Work request:
Each line of the listing below that includes "Cassino" should be reported.

Excerpted data:
---
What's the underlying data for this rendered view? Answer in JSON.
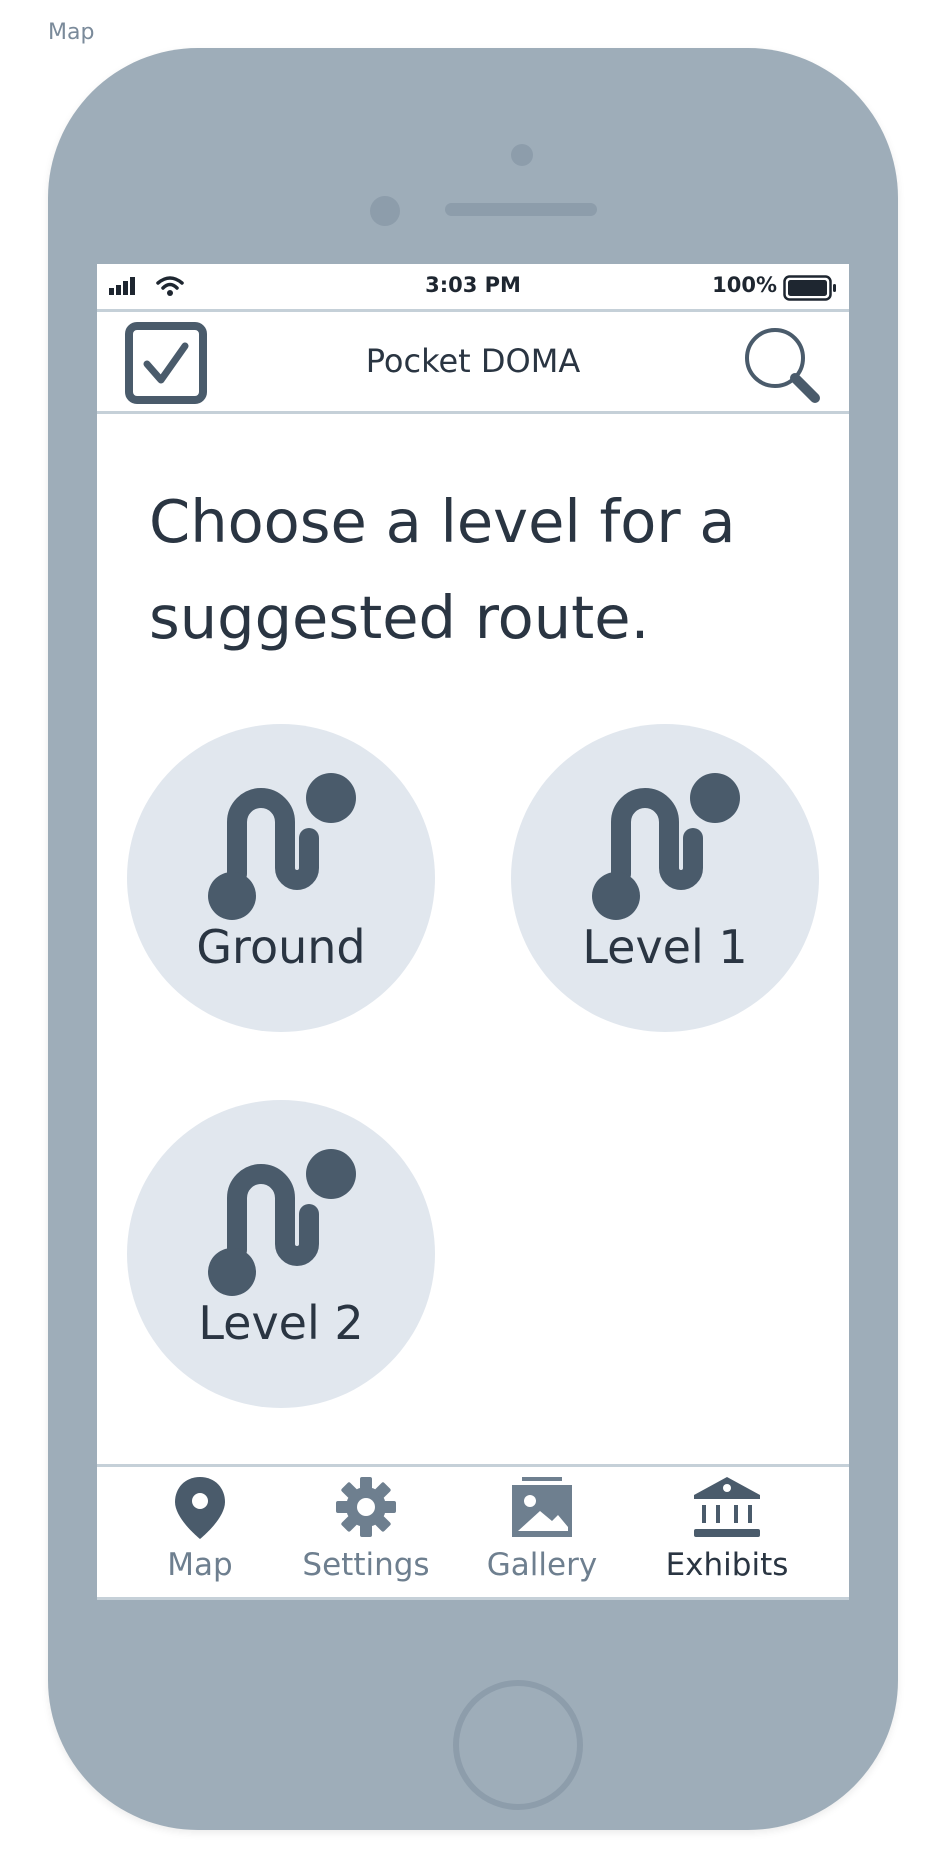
{
  "frame_label": "Map",
  "status_bar": {
    "time": "3:03 PM",
    "battery": "100%",
    "icons": [
      "signal-icon",
      "wifi-icon",
      "battery-icon"
    ]
  },
  "nav_bar": {
    "title": "Pocket DOMA",
    "left_icon": "checkbox-icon",
    "right_icon": "search-icon"
  },
  "headline": "Choose a level for a suggested route.",
  "levels": [
    {
      "label": "Ground",
      "icon": "route-icon"
    },
    {
      "label": "Level 1",
      "icon": "route-icon"
    },
    {
      "label": "Level 2",
      "icon": "route-icon"
    }
  ],
  "tabs": [
    {
      "label": "Map",
      "icon": "map-pin-icon",
      "active": false
    },
    {
      "label": "Settings",
      "icon": "gear-icon",
      "active": false
    },
    {
      "label": "Gallery",
      "icon": "gallery-icon",
      "active": false
    },
    {
      "label": "Exhibits",
      "icon": "museum-icon",
      "active": true
    }
  ],
  "colors": {
    "device": "#9eadb9",
    "text_dark": "#2a3542",
    "icon_dark": "#4a5b6b",
    "tab_inactive": "#6e7f8f",
    "level_bg": "#e1e7ee",
    "divider": "#c5d0d8"
  }
}
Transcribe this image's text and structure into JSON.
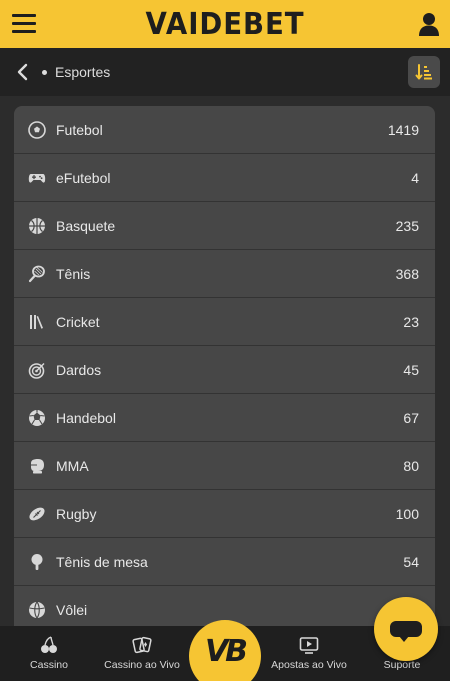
{
  "header": {
    "logo_text": "VAIDEBET",
    "brand_color": "#f6c533"
  },
  "subheader": {
    "breadcrumb": "Esportes"
  },
  "sports": [
    {
      "name": "Futebol",
      "count": "1419",
      "icon": "soccer-ball-icon"
    },
    {
      "name": "eFutebol",
      "count": "4",
      "icon": "gamepad-icon"
    },
    {
      "name": "Basquete",
      "count": "235",
      "icon": "basketball-icon"
    },
    {
      "name": "Tênis",
      "count": "368",
      "icon": "tennis-racket-icon"
    },
    {
      "name": "Cricket",
      "count": "23",
      "icon": "cricket-icon"
    },
    {
      "name": "Dardos",
      "count": "45",
      "icon": "dartboard-icon"
    },
    {
      "name": "Handebol",
      "count": "67",
      "icon": "handball-icon"
    },
    {
      "name": "MMA",
      "count": "80",
      "icon": "boxing-glove-icon"
    },
    {
      "name": "Rugby",
      "count": "100",
      "icon": "rugby-ball-icon"
    },
    {
      "name": "Tênis de mesa",
      "count": "54",
      "icon": "table-tennis-icon"
    },
    {
      "name": "Vôlei",
      "count": "",
      "icon": "volleyball-icon"
    }
  ],
  "bottom_nav": {
    "items": [
      {
        "label": "Cassino",
        "icon": "cherries-icon"
      },
      {
        "label": "Cassino ao Vivo",
        "icon": "cards-icon"
      },
      {
        "label": "Apostas ao Vivo",
        "icon": "play-screen-icon"
      },
      {
        "label": "Suporte",
        "icon": "chat-icon"
      }
    ],
    "center_logo_text": "VB"
  }
}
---
Task answer:
        "label": "Cassino",
        "label": "Cassino ao Vivo",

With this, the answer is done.